Making Tablets More Effective for Data Capture

Six months ago I wrote about the virtues of using an iPad Mini tablet in the patient care setting.  At that time I was using my tablet almost all day, every day for multiple purposes including EMR data capture.  Things went well for a while, but as time passed I used the tablet less and less.  Eventually I stopped using it almost altogether except for displaying and annotating CT images during patient visits.  At first I did not understand why.  Was the non-Retina display finally getting to my 50+ year old eyes?  Was the external microphone I used to improve speech recognition losing performance?  Was the battery fading after 9 months of charge / discharge cycles?  Or was the “gadget lust” of a new tech-toy finally wearing off?

Each of the above may be just a little bit true.  But two other reasons are most relevant to me.  First, my efforts to add a medical vocabulary to the embedded speech recognition failed.  But most importantly, I became frustrated with how difficult the tablet was to hold for extended periods of time.  When I wrote that the tablet was “easily and comfortably held by its edge” I was wrong.  Tablets are beautiful to behold, but their clean lines and smooth surfaces make holding them for extended periods of time very cumbersome.

So I created something that would fix the problem by making a tablet more comfortable and safe to hold.  Now that the provisional patent application is registered I can share the design:

                 figure 11                     

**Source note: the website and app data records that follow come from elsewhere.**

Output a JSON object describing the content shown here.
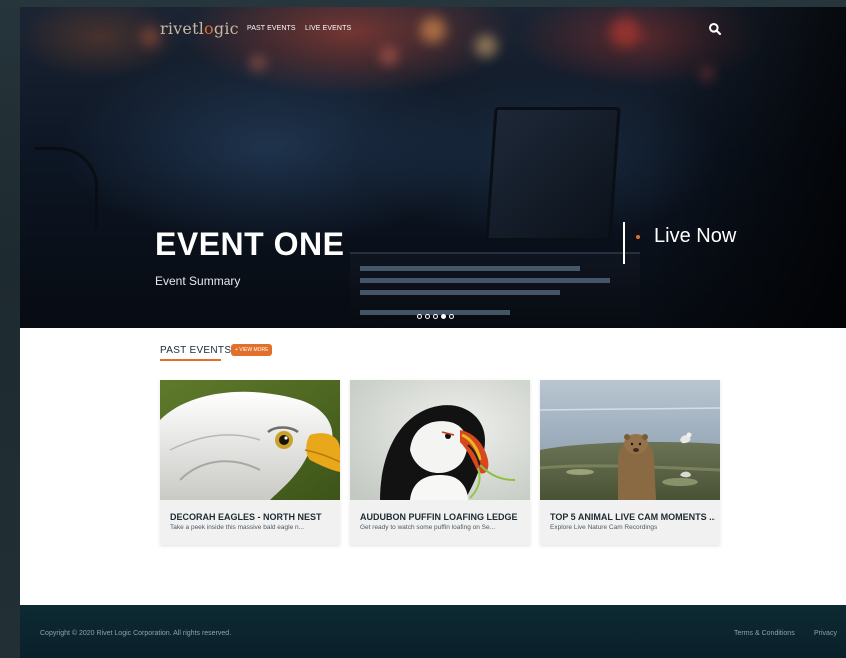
{
  "nav": {
    "logo_text_1": "rivetl",
    "logo_text_accent": "o",
    "logo_text_2": "gic",
    "links": [
      "PAST EVENTS",
      "LIVE EVENTS"
    ]
  },
  "hero": {
    "title": "EVENT ONE",
    "summary": "Event Summary",
    "live_label": "Live Now",
    "slides_total": 5,
    "active_slide": 4
  },
  "past_events": {
    "heading": "PAST EVENTS",
    "view_more": "+ VIEW MORE",
    "cards": [
      {
        "title": "DECORAH EAGLES - NORTH NEST",
        "description": "Take a peek inside this massive bald eagle n..."
      },
      {
        "title": "AUDUBON PUFFIN LOAFING LEDGE",
        "description": "Get ready to watch some puffin loafing on Se..."
      },
      {
        "title": "TOP 5 ANIMAL LIVE CAM MOMENTS ...",
        "description": "Explore Live Nature Cam Recordings"
      }
    ]
  },
  "footer": {
    "copyright": "Copyright © 2020 Rivet Logic Corporation. All rights reserved.",
    "links": [
      "Terms & Conditions",
      "Privacy"
    ]
  },
  "colors": {
    "accent": "#e2702b",
    "footer_bg": "#0d2a33",
    "text_dark": "#1d2b33"
  }
}
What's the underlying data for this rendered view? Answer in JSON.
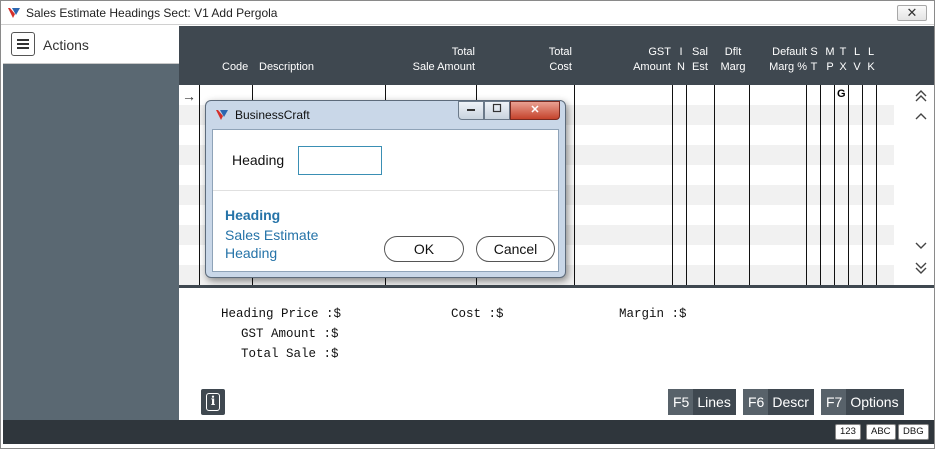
{
  "window": {
    "title": "Sales Estimate Headings  Sect: V1 Add Pergola",
    "close_glyph": "✕"
  },
  "actions": {
    "label": "Actions"
  },
  "grid": {
    "columns": [
      {
        "line1": "",
        "line2": "Code"
      },
      {
        "line1": "",
        "line2": "Description"
      },
      {
        "line1": "Total",
        "line2": "Sale Amount"
      },
      {
        "line1": "Total",
        "line2": "Cost"
      },
      {
        "line1": "GST",
        "line2": "Amount"
      },
      {
        "line1": "I",
        "line2": "N"
      },
      {
        "line1": "Sal",
        "line2": "Est"
      },
      {
        "line1": "Dflt",
        "line2": "Marg"
      },
      {
        "line1": "Default",
        "line2": "Marg %"
      },
      {
        "line1": "S",
        "line2": "T"
      },
      {
        "line1": "M",
        "line2": "P"
      },
      {
        "line1": "T",
        "line2": "X"
      },
      {
        "line1": "L",
        "line2": "V"
      },
      {
        "line1": "L",
        "line2": "K"
      }
    ],
    "row_marker": "→",
    "row_value_g": "G",
    "scroll": {
      "top": "⌃⌃",
      "up": "⌃",
      "down": "⌄",
      "bottom": "⌄⌄"
    }
  },
  "summary": {
    "heading_price": "Heading Price :$",
    "cost": "Cost :$",
    "margin": "Margin :$",
    "gst_amount": "GST Amount :$",
    "total_sale": "Total Sale :$"
  },
  "info_glyph": "i",
  "fkeys": [
    {
      "key": "F5",
      "label": "Lines"
    },
    {
      "key": "F6",
      "label": "Descr"
    },
    {
      "key": "F7",
      "label": "Options"
    }
  ],
  "status_badges": [
    "123",
    "ABC",
    "DBG"
  ],
  "dialog": {
    "title": "BusinessCraft",
    "controls": {
      "min": "▭",
      "max": "□",
      "close": "✕"
    },
    "field_label": "Heading",
    "field_value": "",
    "help_title": "Heading",
    "help_text": "Sales Estimate Heading",
    "ok_label": "OK",
    "cancel_label": "Cancel"
  },
  "colors": {
    "header_bg": "#3f4850",
    "sidebar_bg": "#5a6872",
    "help_text": "#2573a8",
    "input_border": "#3a8fb4"
  }
}
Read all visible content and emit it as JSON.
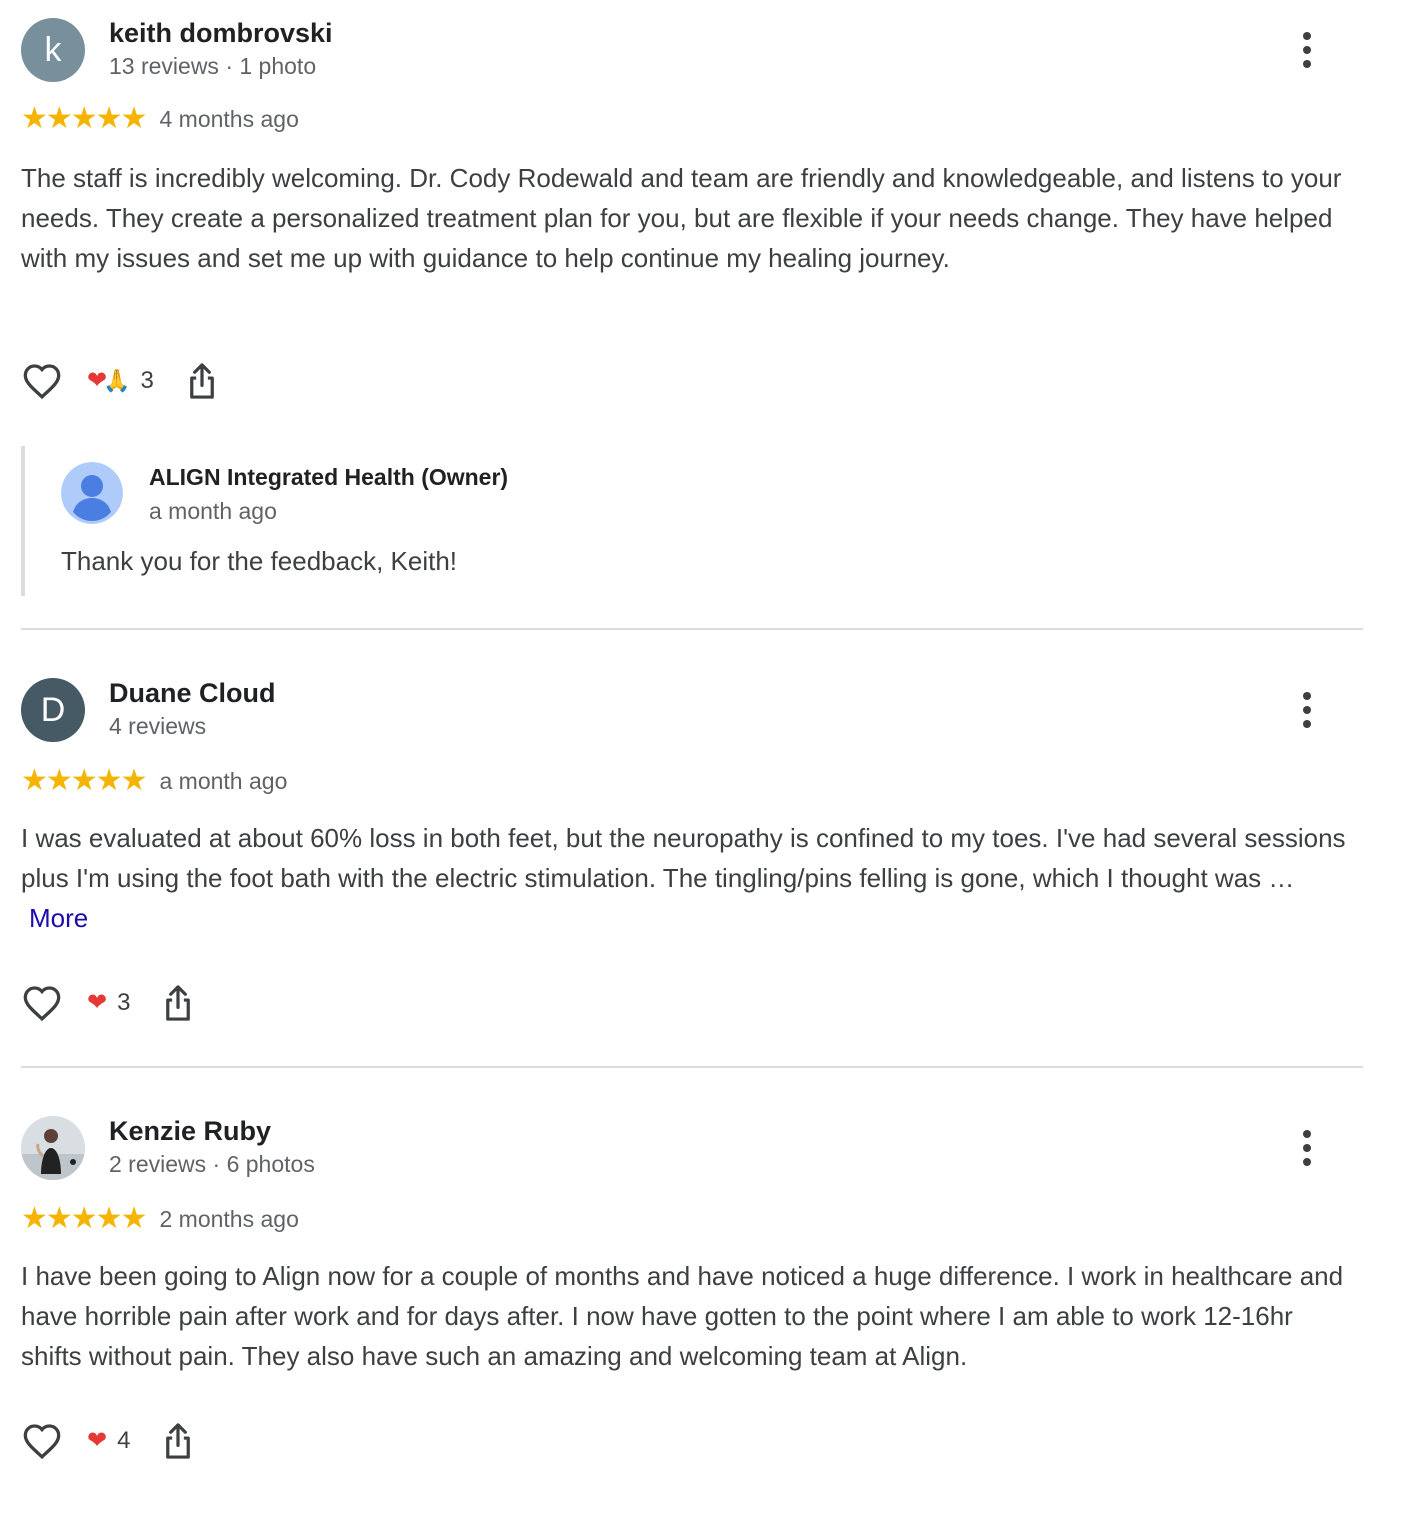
{
  "reviews": [
    {
      "avatar_letter": "k",
      "avatar_color": "#78909c",
      "author": "keith dombrovski",
      "meta": "13 reviews · 1 photo",
      "stars": "★★★★★",
      "rating": 5,
      "date": "4 months ago",
      "text": "The staff is incredibly welcoming. Dr. Cody Rodewald and team are friendly and knowledgeable, and listens to your needs. They create a personalized treatment plan for you, but are flexible if your needs change. They have helped with my issues and set me up with guidance to help continue my healing journey.",
      "reactions": {
        "heart": "❤",
        "pray": "🙏",
        "count": "3"
      },
      "owner_reply": {
        "name": "ALIGN Integrated Health (Owner)",
        "date": "a month ago",
        "text": "Thank you for the feedback, Keith!"
      }
    },
    {
      "avatar_letter": "D",
      "avatar_color": "#455a64",
      "author": "Duane Cloud",
      "meta": "4 reviews",
      "stars": "★★★★★",
      "rating": 5,
      "date": "a month ago",
      "text": "I was evaluated at about 60% loss in both feet, but the neuropathy is confined to my toes. I've had several sessions plus I'm using the foot bath with the electric stimulation. The tingling/pins felling is gone, which I thought was …",
      "more": "More",
      "reactions": {
        "heart": "❤",
        "count": "3"
      }
    },
    {
      "avatar_letter": "",
      "avatar_color": "#d7dcdf",
      "author": "Kenzie Ruby",
      "meta": "2 reviews · 6 photos",
      "stars": "★★★★★",
      "rating": 5,
      "date": "2 months ago",
      "text": "I have been going to Align now for a couple of months and have noticed a huge difference. I work in healthcare and have horrible pain after work and for days after. I now have gotten to the point where I am able to work 12-16hr shifts without pain. They also have such an amazing and welcoming team at Align.",
      "reactions": {
        "heart": "❤",
        "count": "4"
      }
    }
  ]
}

The photos are of a nonfunctional mockup I made out of Styrofoam, balsa wood and spackling compound.  It is a grip that attaches primarily to one edge of a tablet computer and facilitates holding the tablet by its edge rather than the back.  It is shaped to fit the hand and allows both proper hand positioning and proper viewing angle.  It provides a mechanical interface between the tablet edge and a semi-pronated (handshake position) hand/forearm.  Its purpose is to facilitate extended use of the tablet by minimizing orthopedic strain to the hand, wrist, forearm, elbow, shoulders and neck.   The interface with the remaining 3 edges is minimal, preserving the ability to store the tablet-grip assembly in a coat pocket.

The external shell is a composite of plastic, rubber, metal, leather or similar materials.     There may also be a thin covering over the back and/or front faces of the tablet for protection and mechanical stability.  The top side is contoured to engage the thumb and guide the thumb to the home button.   The bottom is contoured to engage the fingers.  This shape gives the thumb and fingers stability and purchase to counter the tablet’s weight and torque in the yaw and roll axes.  The gripped portion has bilateral symmetry to allow left hand or right hand grip.  Openings and mechanical and/or electronic pass-throughs provide access to tablet buttons, ports, etc.  It could also include a stand for self-support on a tabletop and a place to store a stylus.  Some panels could be customized for color, shape (i.e., for different hand sizes) or material.

There is space available within the grip to add hardware and enhance functionality.  Examples include – but are not limited to – extended battery, external microphone / speaker, Bluetooth keyboard interface (to make the composite device appear as a keyboard to an external workstation), wireless USB, and apps that use cloud-based speech to text capability.  Any companion software component – an app – would be loaded into the tablet itself.

I need your help both to estimate the potential of this idea and get some advice on what to do with it next.  If you think this is an idea worth pursuing give me a like on Facebook at the bottom of the article.  If you feel strongly about it give it a Tweet as well.  And if you have some advice I would be grateful to hear it.